[[ DATA UNDER STUDY, beginning ]]

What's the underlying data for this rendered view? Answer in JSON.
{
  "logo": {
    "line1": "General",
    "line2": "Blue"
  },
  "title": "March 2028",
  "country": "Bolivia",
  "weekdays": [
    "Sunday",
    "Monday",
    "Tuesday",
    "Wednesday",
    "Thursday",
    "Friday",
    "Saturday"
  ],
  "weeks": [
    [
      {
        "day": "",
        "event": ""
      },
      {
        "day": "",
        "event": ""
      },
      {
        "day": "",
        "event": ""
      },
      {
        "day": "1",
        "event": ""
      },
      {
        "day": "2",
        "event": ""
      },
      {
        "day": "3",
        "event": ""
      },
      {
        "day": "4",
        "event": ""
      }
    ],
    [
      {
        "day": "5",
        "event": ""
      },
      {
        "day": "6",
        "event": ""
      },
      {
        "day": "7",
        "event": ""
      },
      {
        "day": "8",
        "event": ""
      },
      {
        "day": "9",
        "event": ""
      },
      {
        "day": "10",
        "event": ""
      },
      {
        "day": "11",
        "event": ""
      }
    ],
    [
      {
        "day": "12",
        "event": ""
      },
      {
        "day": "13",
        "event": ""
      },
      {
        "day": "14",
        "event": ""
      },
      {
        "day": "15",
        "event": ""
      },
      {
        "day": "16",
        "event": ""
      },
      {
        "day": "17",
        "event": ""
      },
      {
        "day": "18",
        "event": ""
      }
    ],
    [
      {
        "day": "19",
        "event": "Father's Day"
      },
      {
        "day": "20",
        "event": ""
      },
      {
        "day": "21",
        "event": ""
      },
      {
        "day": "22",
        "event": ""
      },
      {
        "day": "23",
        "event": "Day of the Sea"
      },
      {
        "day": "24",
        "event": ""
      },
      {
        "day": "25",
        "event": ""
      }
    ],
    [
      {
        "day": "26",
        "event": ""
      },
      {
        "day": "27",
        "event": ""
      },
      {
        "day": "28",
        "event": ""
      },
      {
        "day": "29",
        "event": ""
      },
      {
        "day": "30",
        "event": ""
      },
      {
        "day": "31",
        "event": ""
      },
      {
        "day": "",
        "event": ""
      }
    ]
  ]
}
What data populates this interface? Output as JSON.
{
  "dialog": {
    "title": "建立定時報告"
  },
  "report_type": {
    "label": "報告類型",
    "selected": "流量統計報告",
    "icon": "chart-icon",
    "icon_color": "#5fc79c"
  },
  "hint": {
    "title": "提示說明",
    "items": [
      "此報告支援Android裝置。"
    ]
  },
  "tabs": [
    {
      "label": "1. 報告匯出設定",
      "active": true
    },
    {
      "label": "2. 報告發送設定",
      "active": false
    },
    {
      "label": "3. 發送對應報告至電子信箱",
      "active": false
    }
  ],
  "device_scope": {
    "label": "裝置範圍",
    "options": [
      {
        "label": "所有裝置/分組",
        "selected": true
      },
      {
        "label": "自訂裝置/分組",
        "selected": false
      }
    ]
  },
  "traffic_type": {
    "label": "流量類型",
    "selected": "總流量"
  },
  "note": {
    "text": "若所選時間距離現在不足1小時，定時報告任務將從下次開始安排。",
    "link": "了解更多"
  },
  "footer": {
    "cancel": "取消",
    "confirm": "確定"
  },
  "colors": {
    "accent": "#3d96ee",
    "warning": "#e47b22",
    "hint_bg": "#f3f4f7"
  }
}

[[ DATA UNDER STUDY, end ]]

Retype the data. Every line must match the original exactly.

What's the underlying data for this rendered view? Answer in JSON.
{
  "logo": {
    "line1": "General",
    "line2": "Blue"
  },
  "title": "March 2028",
  "country": "Bolivia",
  "weekdays": [
    "Sunday",
    "Monday",
    "Tuesday",
    "Wednesday",
    "Thursday",
    "Friday",
    "Saturday"
  ],
  "weeks": [
    [
      {
        "day": "",
        "event": ""
      },
      {
        "day": "",
        "event": ""
      },
      {
        "day": "",
        "event": ""
      },
      {
        "day": "1",
        "event": ""
      },
      {
        "day": "2",
        "event": ""
      },
      {
        "day": "3",
        "event": ""
      },
      {
        "day": "4",
        "event": ""
      }
    ],
    [
      {
        "day": "5",
        "event": ""
      },
      {
        "day": "6",
        "event": ""
      },
      {
        "day": "7",
        "event": ""
      },
      {
        "day": "8",
        "event": ""
      },
      {
        "day": "9",
        "event": ""
      },
      {
        "day": "10",
        "event": ""
      },
      {
        "day": "11",
        "event": ""
      }
    ],
    [
      {
        "day": "12",
        "event": ""
      },
      {
        "day": "13",
        "event": ""
      },
      {
        "day": "14",
        "event": ""
      },
      {
        "day": "15",
        "event": ""
      },
      {
        "day": "16",
        "event": ""
      },
      {
        "day": "17",
        "event": ""
      },
      {
        "day": "18",
        "event": ""
      }
    ],
    [
      {
        "day": "19",
        "event": "Father's Day"
      },
      {
        "day": "20",
        "event": ""
      },
      {
        "day": "21",
        "event": ""
      },
      {
        "day": "22",
        "event": ""
      },
      {
        "day": "23",
        "event": "Day of the Sea"
      },
      {
        "day": "24",
        "event": ""
      },
      {
        "day": "25",
        "event": ""
      }
    ],
    [
      {
        "day": "26",
        "event": ""
      },
      {
        "day": "27",
        "event": ""
      },
      {
        "day": "28",
        "event": ""
      },
      {
        "day": "29",
        "event": ""
      },
      {
        "day": "30",
        "event": ""
      },
      {
        "day": "31",
        "event": ""
      },
      {
        "day": "",
        "event": ""
      }
    ]
  ]
}
What data populates this interface? Output as JSON.
{
  "dialog": {
    "title": "建立定時報告"
  },
  "report_type": {
    "label": "報告類型",
    "selected": "流量統計報告",
    "icon": "chart-icon",
    "icon_color": "#5fc79c"
  },
  "hint": {
    "title": "提示說明",
    "items": [
      "此報告支援Android裝置。"
    ]
  },
  "tabs": [
    {
      "label": "1. 報告匯出設定",
      "active": true
    },
    {
      "label": "2. 報告發送設定",
      "active": false
    },
    {
      "label": "3. 發送對應報告至電子信箱",
      "active": false
    }
  ],
  "device_scope": {
    "label": "裝置範圍",
    "options": [
      {
        "label": "所有裝置/分組",
        "selected": true
      },
      {
        "label": "自訂裝置/分組",
        "selected": false
      }
    ]
  },
  "traffic_type": {
    "label": "流量類型",
    "selected": "總流量"
  },
  "note": {
    "text": "若所選時間距離現在不足1小時，定時報告任務將從下次開始安排。",
    "link": "了解更多"
  },
  "footer": {
    "cancel": "取消",
    "confirm": "確定"
  },
  "colors": {
    "accent": "#3d96ee",
    "warning": "#e47b22",
    "hint_bg": "#f3f4f7"
  }
}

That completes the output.